__Task to carry out__
Should any entry look odd, write it out exactly anyway, along with all the rest.

__Data for this task__
[Start of section]
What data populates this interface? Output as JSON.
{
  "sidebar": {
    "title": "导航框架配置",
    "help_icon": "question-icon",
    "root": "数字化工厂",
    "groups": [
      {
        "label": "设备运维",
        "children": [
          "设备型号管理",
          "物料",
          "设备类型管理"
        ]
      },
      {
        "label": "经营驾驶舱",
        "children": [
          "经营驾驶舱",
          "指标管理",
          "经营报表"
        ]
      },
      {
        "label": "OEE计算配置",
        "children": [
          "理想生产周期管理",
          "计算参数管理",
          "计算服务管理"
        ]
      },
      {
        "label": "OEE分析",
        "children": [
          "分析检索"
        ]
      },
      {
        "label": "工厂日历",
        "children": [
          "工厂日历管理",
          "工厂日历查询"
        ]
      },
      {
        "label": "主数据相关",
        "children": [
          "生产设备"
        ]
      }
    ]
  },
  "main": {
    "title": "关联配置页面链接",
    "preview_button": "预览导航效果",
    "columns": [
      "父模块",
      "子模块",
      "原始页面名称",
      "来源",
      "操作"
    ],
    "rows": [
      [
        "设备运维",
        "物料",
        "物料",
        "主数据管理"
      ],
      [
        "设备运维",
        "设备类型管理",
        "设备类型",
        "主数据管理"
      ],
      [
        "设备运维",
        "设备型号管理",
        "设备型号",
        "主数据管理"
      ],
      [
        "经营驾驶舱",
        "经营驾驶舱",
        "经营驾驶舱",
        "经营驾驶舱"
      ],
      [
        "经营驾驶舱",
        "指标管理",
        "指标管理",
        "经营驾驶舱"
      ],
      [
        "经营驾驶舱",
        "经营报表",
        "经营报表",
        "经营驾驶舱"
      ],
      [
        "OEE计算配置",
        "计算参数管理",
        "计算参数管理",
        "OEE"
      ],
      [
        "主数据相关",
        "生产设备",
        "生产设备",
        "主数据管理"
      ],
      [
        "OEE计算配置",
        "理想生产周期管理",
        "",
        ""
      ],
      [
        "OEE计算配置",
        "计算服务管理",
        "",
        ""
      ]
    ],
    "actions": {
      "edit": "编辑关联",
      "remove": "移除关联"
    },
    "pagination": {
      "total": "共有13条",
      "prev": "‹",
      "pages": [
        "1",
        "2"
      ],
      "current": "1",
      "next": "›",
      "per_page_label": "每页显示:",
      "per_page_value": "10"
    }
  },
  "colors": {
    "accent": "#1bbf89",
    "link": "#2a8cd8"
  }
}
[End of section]
__Response for this exercise__
What data populates this interface? Output as JSON.
{
  "sidebar": {
    "title": "导航框架配置",
    "help_icon": "question-icon",
    "root": "数字化工厂",
    "groups": [
      {
        "label": "设备运维",
        "children": [
          "设备型号管理",
          "物料",
          "设备类型管理"
        ]
      },
      {
        "label": "经营驾驶舱",
        "children": [
          "经营驾驶舱",
          "指标管理",
          "经营报表"
        ]
      },
      {
        "label": "OEE计算配置",
        "children": [
          "理想生产周期管理",
          "计算参数管理",
          "计算服务管理"
        ]
      },
      {
        "label": "OEE分析",
        "children": [
          "分析检索"
        ]
      },
      {
        "label": "工厂日历",
        "children": [
          "工厂日历管理",
          "工厂日历查询"
        ]
      },
      {
        "label": "主数据相关",
        "children": [
          "生产设备"
        ]
      }
    ]
  },
  "main": {
    "title": "关联配置页面链接",
    "preview_button": "预览导航效果",
    "columns": [
      "父模块",
      "子模块",
      "原始页面名称",
      "来源",
      "操作"
    ],
    "rows": [
      [
        "设备运维",
        "物料",
        "物料",
        "主数据管理"
      ],
      [
        "设备运维",
        "设备类型管理",
        "设备类型",
        "主数据管理"
      ],
      [
        "设备运维",
        "设备型号管理",
        "设备型号",
        "主数据管理"
      ],
      [
        "经营驾驶舱",
        "经营驾驶舱",
        "经营驾驶舱",
        "经营驾驶舱"
      ],
      [
        "经营驾驶舱",
        "指标管理",
        "指标管理",
        "经营驾驶舱"
      ],
      [
        "经营驾驶舱",
        "经营报表",
        "经营报表",
        "经营驾驶舱"
      ],
      [
        "OEE计算配置",
        "计算参数管理",
        "计算参数管理",
        "OEE"
      ],
      [
        "主数据相关",
        "生产设备",
        "生产设备",
        "主数据管理"
      ],
      [
        "OEE计算配置",
        "理想生产周期管理",
        "",
        ""
      ],
      [
        "OEE计算配置",
        "计算服务管理",
        "",
        ""
      ]
    ],
    "actions": {
      "edit": "编辑关联",
      "remove": "移除关联"
    },
    "pagination": {
      "total": "共有13条",
      "prev": "‹",
      "pages": [
        "1",
        "2"
      ],
      "current": "1",
      "next": "›",
      "per_page_label": "每页显示:",
      "per_page_value": "10"
    }
  },
  "colors": {
    "accent": "#1bbf89",
    "link": "#2a8cd8"
  }
}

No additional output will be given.